by Andie Diemer
Sept. 24, 2008
As talk heats up about a bill hitting the Congress floor later this week to create a $700 billion package to assist the U.S. economy, many local Elon citizens are concerned the decision will burden them through taxes.
Ben Bernanke, chairman of the Federal Reserve, and other members of the Bush Administration are asking Congress to pass a plan that would assist the U.S. financial firms. It is likely to hit the floor this week.
Jerry Oakley, Elon resident and paint contractor, said the idea of the government intervening to help private businesses doesn’t sit right with him.
“First I thought it was kind of crazy for our government to step in there and do that,” Oakley said. “But they’re at that level, and that might not be the case.”
Oakley blames the investment bankers, who have large salaries and severance packages and sometimes work out of greed by telling people where to investment their money.
He wants them to find their own way out, since they are private entities.
“Nobody is going to bail me out if I’m in trouble,” he said.
The trickle-down impact the taxes may implement is something Elon University freshman Joanna Barratt think will likely happen.
She thinks there should be some aid, but not full assistance.
“With the debt of the federal government, it’s hard to say,” Barratt said. “There should be some help, but with the federal debt, it shouldn’t be a huge, huge amount.”
Elon University Economics Professor Jim Barbour said the American people have an unhealthy relationship with greed, credit and debt.
But he said a bailout will be best.
“It’s a lot like hunting flies with a cannon,” he said. “You’ll kill the flies but you also make a huge hole in the wall.”
While the price tag for the bailout ring ups to an average of $2,333 for every U.S. citizen, this may not be as big of a financial impact on them as they may think, he said.
“It might actually be a benefit,” he said. “We need to keep in mind that these assests aren’t going to be worth zero.

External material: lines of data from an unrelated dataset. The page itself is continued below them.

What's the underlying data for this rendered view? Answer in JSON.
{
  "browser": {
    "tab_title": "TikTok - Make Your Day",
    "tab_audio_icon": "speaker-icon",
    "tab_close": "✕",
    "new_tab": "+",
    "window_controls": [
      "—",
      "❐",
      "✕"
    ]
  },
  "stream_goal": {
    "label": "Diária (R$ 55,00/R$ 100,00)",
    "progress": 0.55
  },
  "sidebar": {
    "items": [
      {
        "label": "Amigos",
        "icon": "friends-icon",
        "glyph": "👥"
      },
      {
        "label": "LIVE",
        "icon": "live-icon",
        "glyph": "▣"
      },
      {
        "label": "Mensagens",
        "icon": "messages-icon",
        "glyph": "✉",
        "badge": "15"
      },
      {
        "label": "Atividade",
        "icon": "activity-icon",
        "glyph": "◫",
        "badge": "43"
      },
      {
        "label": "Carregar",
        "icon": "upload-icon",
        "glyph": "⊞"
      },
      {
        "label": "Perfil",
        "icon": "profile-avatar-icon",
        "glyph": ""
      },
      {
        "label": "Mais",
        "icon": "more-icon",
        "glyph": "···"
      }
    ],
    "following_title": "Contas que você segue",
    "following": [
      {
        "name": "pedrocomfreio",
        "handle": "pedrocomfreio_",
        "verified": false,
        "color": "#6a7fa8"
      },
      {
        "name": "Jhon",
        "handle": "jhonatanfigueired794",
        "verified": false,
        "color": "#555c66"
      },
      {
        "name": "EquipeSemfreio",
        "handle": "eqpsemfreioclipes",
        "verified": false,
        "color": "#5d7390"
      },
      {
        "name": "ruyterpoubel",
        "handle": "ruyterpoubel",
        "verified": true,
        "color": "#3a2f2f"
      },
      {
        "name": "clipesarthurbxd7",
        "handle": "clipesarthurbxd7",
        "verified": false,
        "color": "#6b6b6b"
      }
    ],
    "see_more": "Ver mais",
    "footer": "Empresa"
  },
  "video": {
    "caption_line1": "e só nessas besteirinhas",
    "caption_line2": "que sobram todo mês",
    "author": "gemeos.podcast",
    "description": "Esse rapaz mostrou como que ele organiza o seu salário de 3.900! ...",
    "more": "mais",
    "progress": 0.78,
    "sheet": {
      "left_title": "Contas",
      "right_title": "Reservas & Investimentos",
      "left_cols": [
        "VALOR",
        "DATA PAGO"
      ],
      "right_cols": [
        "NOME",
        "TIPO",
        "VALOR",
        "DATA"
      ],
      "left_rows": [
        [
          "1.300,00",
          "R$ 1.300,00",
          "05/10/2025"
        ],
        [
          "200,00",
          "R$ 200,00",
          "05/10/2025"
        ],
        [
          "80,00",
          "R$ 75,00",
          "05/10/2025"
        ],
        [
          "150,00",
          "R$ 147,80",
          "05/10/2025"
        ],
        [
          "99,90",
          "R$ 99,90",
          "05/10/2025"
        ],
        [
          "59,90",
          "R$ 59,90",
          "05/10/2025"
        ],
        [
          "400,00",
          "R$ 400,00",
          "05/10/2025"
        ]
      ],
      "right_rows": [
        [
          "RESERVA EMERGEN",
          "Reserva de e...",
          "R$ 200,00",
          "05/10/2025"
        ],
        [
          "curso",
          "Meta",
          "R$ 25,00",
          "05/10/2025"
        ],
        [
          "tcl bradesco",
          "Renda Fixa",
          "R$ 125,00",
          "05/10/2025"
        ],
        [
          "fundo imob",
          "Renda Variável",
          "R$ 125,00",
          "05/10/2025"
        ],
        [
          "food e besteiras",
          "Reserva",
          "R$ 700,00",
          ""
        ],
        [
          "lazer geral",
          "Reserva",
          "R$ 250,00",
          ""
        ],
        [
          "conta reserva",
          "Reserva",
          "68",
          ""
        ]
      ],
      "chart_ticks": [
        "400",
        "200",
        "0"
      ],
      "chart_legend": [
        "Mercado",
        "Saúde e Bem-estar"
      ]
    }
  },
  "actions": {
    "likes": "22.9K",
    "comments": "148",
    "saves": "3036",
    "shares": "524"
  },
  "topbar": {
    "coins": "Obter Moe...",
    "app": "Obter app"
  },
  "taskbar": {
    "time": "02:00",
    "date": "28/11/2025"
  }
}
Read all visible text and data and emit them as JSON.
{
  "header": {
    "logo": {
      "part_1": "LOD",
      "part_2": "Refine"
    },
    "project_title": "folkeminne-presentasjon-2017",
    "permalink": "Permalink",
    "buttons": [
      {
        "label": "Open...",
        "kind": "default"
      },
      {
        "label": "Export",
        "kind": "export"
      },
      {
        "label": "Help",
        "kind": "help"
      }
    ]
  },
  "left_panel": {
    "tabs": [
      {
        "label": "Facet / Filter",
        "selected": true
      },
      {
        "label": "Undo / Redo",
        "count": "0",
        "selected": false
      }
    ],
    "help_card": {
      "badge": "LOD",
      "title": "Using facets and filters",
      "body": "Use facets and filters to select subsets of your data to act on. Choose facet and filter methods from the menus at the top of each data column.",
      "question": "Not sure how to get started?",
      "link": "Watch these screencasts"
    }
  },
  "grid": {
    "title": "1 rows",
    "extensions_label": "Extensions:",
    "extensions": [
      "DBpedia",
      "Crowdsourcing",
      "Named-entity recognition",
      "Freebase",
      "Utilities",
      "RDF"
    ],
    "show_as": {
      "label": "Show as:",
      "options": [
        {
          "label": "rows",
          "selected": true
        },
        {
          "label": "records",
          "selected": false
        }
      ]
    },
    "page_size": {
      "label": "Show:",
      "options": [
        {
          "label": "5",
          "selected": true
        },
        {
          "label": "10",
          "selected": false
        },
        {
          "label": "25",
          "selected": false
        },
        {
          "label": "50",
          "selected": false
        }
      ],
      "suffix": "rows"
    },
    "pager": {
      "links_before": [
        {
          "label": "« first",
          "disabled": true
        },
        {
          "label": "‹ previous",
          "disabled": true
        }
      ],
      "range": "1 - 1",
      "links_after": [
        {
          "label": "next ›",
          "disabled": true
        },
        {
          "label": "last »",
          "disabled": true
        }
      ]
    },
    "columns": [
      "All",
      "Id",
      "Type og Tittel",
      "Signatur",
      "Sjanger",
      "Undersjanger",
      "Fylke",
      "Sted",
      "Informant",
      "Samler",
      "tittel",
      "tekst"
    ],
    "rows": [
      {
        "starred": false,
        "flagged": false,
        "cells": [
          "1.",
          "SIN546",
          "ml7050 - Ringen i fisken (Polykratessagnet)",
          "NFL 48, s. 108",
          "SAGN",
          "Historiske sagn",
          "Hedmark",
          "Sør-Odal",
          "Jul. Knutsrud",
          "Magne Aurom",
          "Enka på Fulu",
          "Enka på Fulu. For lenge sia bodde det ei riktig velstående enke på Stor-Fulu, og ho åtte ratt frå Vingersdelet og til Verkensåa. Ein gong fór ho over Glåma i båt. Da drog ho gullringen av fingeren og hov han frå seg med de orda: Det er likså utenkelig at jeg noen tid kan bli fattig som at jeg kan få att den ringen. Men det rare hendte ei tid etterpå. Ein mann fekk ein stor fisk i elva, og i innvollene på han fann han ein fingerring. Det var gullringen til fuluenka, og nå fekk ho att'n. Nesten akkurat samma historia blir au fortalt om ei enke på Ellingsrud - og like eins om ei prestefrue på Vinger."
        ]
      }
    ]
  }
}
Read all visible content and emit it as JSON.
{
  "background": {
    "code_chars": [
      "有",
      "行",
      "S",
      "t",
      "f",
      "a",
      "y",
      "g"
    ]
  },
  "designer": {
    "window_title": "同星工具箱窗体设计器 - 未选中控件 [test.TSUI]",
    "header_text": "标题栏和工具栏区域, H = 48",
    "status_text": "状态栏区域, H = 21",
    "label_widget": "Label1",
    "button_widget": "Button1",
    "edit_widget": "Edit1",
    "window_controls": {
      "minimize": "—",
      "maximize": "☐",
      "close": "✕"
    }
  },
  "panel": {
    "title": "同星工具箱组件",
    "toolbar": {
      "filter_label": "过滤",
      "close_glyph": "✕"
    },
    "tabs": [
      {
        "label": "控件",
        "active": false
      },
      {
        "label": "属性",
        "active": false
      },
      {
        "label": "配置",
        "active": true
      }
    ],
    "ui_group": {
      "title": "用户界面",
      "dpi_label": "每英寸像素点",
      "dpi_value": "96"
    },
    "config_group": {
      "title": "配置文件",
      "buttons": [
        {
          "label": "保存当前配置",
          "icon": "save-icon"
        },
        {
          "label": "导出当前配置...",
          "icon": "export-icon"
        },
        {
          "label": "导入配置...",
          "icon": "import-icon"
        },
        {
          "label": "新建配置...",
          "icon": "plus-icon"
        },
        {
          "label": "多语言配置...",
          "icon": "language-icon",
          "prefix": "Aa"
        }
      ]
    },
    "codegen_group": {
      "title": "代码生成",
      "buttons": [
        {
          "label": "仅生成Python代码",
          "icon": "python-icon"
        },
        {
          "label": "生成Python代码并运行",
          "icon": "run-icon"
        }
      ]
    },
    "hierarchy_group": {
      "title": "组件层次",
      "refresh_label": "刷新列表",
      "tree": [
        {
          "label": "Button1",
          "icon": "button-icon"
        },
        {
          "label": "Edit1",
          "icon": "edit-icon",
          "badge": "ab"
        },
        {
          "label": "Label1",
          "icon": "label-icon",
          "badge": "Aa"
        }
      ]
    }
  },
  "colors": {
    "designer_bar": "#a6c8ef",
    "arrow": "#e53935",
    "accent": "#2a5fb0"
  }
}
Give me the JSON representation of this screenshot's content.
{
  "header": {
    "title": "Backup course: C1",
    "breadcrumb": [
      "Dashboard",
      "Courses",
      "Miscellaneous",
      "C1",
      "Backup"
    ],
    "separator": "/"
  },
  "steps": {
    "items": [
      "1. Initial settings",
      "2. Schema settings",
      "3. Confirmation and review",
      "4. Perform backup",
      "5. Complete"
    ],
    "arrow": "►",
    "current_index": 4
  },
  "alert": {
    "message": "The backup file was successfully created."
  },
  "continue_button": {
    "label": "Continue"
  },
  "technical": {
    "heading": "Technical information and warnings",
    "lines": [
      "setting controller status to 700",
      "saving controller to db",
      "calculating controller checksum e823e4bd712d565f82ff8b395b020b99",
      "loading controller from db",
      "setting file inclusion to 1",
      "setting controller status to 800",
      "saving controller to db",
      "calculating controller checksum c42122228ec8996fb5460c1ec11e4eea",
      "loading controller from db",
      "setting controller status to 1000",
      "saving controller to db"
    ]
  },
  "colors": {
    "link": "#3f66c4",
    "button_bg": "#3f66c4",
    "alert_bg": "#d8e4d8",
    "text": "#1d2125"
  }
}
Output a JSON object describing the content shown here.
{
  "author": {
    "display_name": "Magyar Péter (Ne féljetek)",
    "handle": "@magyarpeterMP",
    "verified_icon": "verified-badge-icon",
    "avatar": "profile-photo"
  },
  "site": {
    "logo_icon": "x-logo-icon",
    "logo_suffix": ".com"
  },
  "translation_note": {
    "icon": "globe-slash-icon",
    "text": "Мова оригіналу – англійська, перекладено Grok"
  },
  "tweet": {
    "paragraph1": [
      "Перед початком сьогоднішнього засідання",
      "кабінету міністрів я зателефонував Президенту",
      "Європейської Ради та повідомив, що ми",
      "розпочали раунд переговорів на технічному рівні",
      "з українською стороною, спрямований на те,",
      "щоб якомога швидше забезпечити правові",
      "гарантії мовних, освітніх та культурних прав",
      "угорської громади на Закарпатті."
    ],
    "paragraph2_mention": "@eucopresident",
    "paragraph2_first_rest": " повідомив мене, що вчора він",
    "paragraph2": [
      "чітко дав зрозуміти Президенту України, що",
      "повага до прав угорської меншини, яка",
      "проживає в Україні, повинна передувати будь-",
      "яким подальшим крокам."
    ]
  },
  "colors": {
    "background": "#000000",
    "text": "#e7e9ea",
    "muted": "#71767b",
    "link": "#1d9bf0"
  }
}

The tax burden won’t be $700 billion.”
Watch Elon University freshman Joanna Barratt give her opinion on the bailout: